The appeal is dismissed.
1. All statutory references are to the Code of Civil Procedure. And, to facilitate a clear analysis, we refer to the relevant provisions of section 425.16 by their subdivision designation.
2. In light of our disposition of this motion, we deny defendants' request for judicial notice which was filed in support of the merits of their appeal.
3. Actually, defendants also cite to section 904.1, subdivision (a)(13), which states that an appeal may be taken from “an order granting or denying a special motion to strike under Section 425.16.” That subdivision was added to section 904.1 in 1999, to accommodate the newly added section 425.16, subdivision (j), now subdivision (i). (Stats.1999, ch. 960 (A.B.1675). It thus adds nothing to defendants' position.

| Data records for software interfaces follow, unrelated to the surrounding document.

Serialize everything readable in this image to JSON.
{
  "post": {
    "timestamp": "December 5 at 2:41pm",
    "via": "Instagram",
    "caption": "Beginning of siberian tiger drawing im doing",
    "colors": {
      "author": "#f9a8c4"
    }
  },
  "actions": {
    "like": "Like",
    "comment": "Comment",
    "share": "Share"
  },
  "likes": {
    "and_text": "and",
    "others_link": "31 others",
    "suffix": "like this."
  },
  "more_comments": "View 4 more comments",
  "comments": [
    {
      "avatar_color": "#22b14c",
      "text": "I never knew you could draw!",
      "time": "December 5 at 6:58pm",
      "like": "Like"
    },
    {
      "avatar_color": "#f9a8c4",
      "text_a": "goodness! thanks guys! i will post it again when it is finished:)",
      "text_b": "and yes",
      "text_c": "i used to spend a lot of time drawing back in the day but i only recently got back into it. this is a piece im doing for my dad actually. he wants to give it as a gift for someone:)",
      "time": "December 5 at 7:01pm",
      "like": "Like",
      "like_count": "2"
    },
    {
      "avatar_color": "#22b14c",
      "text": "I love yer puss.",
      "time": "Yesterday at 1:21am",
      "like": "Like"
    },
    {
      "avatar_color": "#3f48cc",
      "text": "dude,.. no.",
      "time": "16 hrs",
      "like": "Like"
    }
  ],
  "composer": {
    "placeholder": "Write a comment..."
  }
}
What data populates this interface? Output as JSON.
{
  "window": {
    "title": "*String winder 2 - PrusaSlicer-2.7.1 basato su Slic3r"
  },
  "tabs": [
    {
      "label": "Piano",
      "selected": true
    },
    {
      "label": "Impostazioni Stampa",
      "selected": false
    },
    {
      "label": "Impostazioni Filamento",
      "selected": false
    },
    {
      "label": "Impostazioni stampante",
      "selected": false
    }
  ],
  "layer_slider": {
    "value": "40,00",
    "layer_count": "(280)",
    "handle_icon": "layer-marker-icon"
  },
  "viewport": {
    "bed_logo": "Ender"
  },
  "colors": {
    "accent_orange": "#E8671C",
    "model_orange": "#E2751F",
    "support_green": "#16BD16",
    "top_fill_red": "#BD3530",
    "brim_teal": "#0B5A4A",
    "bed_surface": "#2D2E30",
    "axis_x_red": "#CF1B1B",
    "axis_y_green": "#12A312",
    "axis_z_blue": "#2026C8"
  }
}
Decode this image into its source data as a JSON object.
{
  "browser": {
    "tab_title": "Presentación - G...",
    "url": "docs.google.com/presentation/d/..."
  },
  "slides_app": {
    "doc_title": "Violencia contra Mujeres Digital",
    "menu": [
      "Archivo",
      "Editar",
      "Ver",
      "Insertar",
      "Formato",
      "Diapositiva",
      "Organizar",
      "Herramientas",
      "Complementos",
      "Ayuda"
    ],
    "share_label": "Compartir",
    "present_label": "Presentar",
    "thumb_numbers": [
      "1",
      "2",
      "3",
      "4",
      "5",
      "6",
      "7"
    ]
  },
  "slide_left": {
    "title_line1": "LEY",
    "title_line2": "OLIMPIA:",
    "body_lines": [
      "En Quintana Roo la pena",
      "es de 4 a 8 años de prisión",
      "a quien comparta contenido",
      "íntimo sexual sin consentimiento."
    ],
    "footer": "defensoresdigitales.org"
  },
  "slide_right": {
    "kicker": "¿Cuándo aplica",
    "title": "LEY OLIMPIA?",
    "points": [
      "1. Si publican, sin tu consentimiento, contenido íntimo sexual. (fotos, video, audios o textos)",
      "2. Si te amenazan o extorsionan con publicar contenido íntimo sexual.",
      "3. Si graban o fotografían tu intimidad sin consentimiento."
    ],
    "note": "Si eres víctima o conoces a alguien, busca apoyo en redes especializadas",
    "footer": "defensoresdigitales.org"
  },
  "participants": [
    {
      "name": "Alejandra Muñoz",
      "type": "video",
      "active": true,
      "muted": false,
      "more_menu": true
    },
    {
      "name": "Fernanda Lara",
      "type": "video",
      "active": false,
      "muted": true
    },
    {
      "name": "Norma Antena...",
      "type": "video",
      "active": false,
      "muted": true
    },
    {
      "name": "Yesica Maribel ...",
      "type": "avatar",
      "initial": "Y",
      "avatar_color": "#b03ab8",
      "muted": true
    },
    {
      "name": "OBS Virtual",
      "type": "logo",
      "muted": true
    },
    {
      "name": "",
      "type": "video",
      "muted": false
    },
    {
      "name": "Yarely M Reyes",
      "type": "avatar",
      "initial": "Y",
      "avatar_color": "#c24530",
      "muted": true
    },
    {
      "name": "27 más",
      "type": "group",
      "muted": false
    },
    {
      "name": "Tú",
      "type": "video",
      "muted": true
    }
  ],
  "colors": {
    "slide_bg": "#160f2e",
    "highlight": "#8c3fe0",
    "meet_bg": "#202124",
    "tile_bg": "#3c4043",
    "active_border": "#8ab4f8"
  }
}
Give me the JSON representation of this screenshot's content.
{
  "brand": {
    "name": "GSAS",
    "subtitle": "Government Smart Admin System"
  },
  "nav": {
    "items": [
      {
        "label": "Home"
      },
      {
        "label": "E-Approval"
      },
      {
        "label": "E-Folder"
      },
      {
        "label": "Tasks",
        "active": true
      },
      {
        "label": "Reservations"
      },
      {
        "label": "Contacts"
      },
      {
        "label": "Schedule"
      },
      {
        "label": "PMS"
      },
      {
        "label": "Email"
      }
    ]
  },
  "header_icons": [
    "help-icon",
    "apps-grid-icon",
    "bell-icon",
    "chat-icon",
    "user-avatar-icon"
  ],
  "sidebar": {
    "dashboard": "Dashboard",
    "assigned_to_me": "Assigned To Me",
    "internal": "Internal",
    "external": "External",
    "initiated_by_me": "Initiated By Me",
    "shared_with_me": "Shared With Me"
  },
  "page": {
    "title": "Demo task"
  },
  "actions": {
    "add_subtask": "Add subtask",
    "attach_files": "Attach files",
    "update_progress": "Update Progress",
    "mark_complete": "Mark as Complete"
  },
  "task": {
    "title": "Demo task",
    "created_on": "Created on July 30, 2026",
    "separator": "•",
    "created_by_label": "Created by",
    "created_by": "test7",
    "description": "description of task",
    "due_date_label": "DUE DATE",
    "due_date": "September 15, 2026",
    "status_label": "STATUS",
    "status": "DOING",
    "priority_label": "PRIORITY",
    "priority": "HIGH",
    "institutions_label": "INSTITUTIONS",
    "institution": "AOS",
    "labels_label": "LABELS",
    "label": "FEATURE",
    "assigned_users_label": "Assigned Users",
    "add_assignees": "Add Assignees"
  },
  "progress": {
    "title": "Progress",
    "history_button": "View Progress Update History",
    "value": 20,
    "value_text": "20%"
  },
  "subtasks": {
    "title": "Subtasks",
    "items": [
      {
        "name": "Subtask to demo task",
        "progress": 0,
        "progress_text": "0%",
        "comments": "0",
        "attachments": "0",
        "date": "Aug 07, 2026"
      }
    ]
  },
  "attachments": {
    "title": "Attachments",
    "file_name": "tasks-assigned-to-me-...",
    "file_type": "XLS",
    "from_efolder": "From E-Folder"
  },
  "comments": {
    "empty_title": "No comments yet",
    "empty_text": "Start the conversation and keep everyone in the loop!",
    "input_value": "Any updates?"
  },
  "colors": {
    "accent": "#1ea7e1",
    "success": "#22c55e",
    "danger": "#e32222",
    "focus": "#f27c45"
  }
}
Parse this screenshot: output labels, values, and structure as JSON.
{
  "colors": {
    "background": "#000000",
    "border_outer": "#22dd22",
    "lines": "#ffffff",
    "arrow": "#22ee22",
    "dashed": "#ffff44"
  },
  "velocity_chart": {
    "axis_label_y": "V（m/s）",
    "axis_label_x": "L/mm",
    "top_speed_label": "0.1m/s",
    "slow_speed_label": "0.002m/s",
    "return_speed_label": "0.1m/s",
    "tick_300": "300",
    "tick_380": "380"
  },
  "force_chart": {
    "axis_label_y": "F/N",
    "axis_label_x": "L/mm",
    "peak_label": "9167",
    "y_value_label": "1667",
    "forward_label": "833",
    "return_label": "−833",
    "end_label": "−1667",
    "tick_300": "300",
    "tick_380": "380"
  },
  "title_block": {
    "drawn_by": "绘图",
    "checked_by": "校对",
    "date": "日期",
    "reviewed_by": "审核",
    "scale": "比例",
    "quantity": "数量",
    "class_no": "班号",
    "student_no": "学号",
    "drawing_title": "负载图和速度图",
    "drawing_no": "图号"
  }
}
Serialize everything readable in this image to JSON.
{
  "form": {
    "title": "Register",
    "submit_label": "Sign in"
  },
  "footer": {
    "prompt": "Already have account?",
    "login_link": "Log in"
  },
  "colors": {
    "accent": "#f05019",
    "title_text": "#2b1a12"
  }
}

4. This also disposes of defendants' reliance on exemptions to the anti-SLAPP statute contained in section 425.17, which was added in 2003. (See generally Goldstein, supra, 122 Cal.App.4th at p. 232.) Defendants argue that section 425.17, subdivision (e) shows that the Legislature knew how to create an exemption from the right of immediate appeal under subdivision (i) (and section 904.1, subd. (a)(13)), but did not do so for public prosecution actions. However, nothing more was needed for public prosecutor actions because of the clear language of subdivision (d) and its legislative history.
We concur: Kline, P.J. Brick, J.*